-- PROVIDED MATERIAL --
....................
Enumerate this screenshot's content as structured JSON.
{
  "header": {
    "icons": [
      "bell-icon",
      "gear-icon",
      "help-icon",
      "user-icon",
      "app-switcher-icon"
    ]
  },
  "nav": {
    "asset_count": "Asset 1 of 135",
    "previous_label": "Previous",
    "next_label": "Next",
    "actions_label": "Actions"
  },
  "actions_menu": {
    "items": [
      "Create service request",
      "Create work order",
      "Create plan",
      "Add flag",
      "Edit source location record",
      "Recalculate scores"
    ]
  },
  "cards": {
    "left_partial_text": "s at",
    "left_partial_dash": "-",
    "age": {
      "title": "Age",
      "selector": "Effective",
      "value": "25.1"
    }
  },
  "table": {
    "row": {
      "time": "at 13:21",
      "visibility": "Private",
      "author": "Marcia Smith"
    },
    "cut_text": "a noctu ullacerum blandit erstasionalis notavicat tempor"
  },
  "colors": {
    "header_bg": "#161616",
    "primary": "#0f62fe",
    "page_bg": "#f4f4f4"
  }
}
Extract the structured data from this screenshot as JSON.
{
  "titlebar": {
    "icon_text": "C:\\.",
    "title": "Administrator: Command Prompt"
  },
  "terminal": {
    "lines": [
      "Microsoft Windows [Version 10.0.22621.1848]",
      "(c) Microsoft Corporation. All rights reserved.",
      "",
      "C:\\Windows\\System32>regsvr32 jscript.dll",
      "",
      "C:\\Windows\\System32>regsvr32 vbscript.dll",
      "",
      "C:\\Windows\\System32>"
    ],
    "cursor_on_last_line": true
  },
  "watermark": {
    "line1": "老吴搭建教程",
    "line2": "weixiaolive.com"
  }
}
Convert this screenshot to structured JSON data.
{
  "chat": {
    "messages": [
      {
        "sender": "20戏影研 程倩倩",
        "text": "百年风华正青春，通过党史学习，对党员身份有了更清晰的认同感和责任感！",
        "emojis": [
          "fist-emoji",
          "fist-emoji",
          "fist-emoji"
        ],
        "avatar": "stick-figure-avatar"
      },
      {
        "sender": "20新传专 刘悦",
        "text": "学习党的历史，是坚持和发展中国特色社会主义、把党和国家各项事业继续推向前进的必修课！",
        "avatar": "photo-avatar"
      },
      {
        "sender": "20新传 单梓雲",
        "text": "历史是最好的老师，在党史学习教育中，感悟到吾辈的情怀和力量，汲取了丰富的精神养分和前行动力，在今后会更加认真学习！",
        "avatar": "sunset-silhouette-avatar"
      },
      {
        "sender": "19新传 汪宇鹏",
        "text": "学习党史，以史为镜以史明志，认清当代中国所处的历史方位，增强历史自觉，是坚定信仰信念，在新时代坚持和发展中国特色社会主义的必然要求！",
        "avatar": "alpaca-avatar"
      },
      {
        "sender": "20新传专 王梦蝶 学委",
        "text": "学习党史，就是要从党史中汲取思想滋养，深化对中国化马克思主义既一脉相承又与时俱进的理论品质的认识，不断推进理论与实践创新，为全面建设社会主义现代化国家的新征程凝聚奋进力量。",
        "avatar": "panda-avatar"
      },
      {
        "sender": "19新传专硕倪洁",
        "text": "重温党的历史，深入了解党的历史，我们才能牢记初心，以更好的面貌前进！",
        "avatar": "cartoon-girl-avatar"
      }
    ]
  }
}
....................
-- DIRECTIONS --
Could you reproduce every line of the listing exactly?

-- RESPONSE BELOW --
Enumerate this screenshot's content as structured JSON.
{
  "header": {
    "icons": [
      "bell-icon",
      "gear-icon",
      "help-icon",
      "user-icon",
      "app-switcher-icon"
    ]
  },
  "nav": {
    "asset_count": "Asset 1 of 135",
    "previous_label": "Previous",
    "next_label": "Next",
    "actions_label": "Actions"
  },
  "actions_menu": {
    "items": [
      "Create service request",
      "Create work order",
      "Create plan",
      "Add flag",
      "Edit source location record",
      "Recalculate scores"
    ]
  },
  "cards": {
    "left_partial_text": "s at",
    "left_partial_dash": "-",
    "age": {
      "title": "Age",
      "selector": "Effective",
      "value": "25.1"
    }
  },
  "table": {
    "row": {
      "time": "at 13:21",
      "visibility": "Private",
      "author": "Marcia Smith"
    },
    "cut_text": "a noctu ullacerum blandit erstasionalis notavicat tempor"
  },
  "colors": {
    "header_bg": "#161616",
    "primary": "#0f62fe",
    "page_bg": "#f4f4f4"
  }
}
Extract the structured data from this screenshot as JSON.
{
  "titlebar": {
    "icon_text": "C:\\.",
    "title": "Administrator: Command Prompt"
  },
  "terminal": {
    "lines": [
      "Microsoft Windows [Version 10.0.22621.1848]",
      "(c) Microsoft Corporation. All rights reserved.",
      "",
      "C:\\Windows\\System32>regsvr32 jscript.dll",
      "",
      "C:\\Windows\\System32>regsvr32 vbscript.dll",
      "",
      "C:\\Windows\\System32>"
    ],
    "cursor_on_last_line": true
  },
  "watermark": {
    "line1": "老吴搭建教程",
    "line2": "weixiaolive.com"
  }
}
Convert this screenshot to structured JSON data.
{
  "chat": {
    "messages": [
      {
        "sender": "20戏影研 程倩倩",
        "text": "百年风华正青春，通过党史学习，对党员身份有了更清晰的认同感和责任感！",
        "emojis": [
          "fist-emoji",
          "fist-emoji",
          "fist-emoji"
        ],
        "avatar": "stick-figure-avatar"
      },
      {
        "sender": "20新传专 刘悦",
        "text": "学习党的历史，是坚持和发展中国特色社会主义、把党和国家各项事业继续推向前进的必修课！",
        "avatar": "photo-avatar"
      },
      {
        "sender": "20新传 单梓雲",
        "text": "历史是最好的老师，在党史学习教育中，感悟到吾辈的情怀和力量，汲取了丰富的精神养分和前行动力，在今后会更加认真学习！",
        "avatar": "sunset-silhouette-avatar"
      },
      {
        "sender": "19新传 汪宇鹏",
        "text": "学习党史，以史为镜以史明志，认清当代中国所处的历史方位，增强历史自觉，是坚定信仰信念，在新时代坚持和发展中国特色社会主义的必然要求！",
        "avatar": "alpaca-avatar"
      },
      {
        "sender": "20新传专 王梦蝶 学委",
        "text": "学习党史，就是要从党史中汲取思想滋养，深化对中国化马克思主义既一脉相承又与时俱进的理论品质的认识，不断推进理论与实践创新，为全面建设社会主义现代化国家的新征程凝聚奋进力量。",
        "avatar": "panda-avatar"
      },
      {
        "sender": "19新传专硕倪洁",
        "text": "重温党的历史，深入了解党的历史，我们才能牢记初心，以更好的面貌前进！",
        "avatar": "cartoon-girl-avatar"
      }
    ]
  }
}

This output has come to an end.